Fernandez, a 73rd-ranked left-hander, will face second-seeded Aryna Sabalenka of Belarus, who has matched her deepest Slam run from July at Wimbledon, while 150th-ranked Raducanu faces Greek 17th seed Maria Sakkari, who matched her best Slam run from June's French Open.
"I think we all have equal chances of winning the semi-finals and then winning the title," Sakkari said. "We are all for a reason here. We're all playing well."
One of the four will capture her first Grand Slam title in Saturday's final, which could be an electrifying prodigy battle.
"I've known Leylah since we were juniors, in Under-12s," Raducanu said. "We played Orange Bowl and all of those tournaments. I played her in Junior Wimbledon, actually.
"The fact we're both in the semi-finals of the US Open after having played each other from the early days, it's very cool to see just how far we have come. She's a really cool person."
Serena Williams, a 23-time Grand Slam champion who turns 40 later this month, won her first major title at the 1999 US Open at age 17, three years before Raducanu or Fernandez were born.
Raducanu, only the fourth qualifier in the semis at any Slam, could become the first qualifier to reach a Grand Slam final.

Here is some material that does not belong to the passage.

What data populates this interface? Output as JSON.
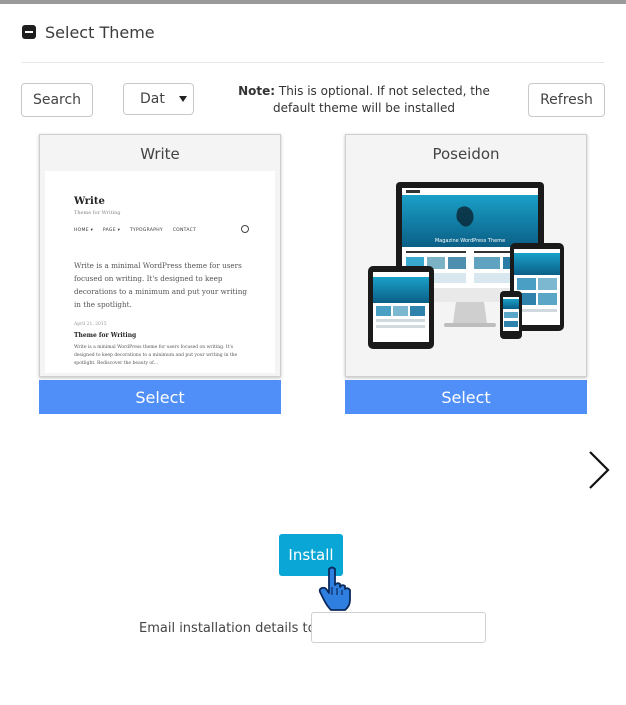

"We're all just super hungry to make a difference in the tennis world," said Fernandez. “I'm just glad we're doing such great jobs and doing just that.”
"We want to make an impact. This tournament just proves how well we're adapting to everything."
Tokyo Olympic champion Belinda Bencic, beaten by Raducanu in the quarter-final, hopes the rising stars will receive a nurturing environment to develop.
"It's great for tennis. It's obviously great stories," she said. "I just really hope that everyone will protect them and will hope the best for them and not try to put so much pressure and so much hype around them so it just gets too much... so they can just develop in peace also a little bit."
Sabalenka, 23, is looking forward to facing crowd darling Fernandez, whose poise under pressure and powerful “shotmaking” have produced shock upsets.
"She's playing well, moving well. I would say it's nothing to lose for her," Sabalenka said. "She's a great player. She's fighting for every point. The crowd are there and they are supporting her really loud.
"It will be interesting one. Really looking forward for this match."
Sabalenka hopes for a breakthrough title of her own in her 16th Slam start.
"Hopefully I can keep it up," she said. "I'm really proud of myself. I'm here in the semifinal and I have another chance to show my best."
'Being young and free'
Raducanu, who handed out cupcakes in the locker room to celebrate her birthday, has not dropped a set at the Open.
She is trying to become the first British woman to win a Grand Slam title since Virginia Wade at Wimbledon in 1977 and the first British woman to win the US Open since Wade in 1968.
Raducanu became the youngest US Open women's semi-finalist since Maria Sharapova in 2005.
"To have so many young players here doing so well, it shows how strong the next generation is," Raducanu said.
"There's definitely an element of being young and free -- there's a quality to that, being free swinging and loose."
Sakkari, 26, has defeated three top-10 seeds in Petra Kvitova, Karolina Pliskova and Bianca Andreescu.
"I beat some really good players. My tennis looks in a good place right now," Sakkari said. "I'm at the best age of my career."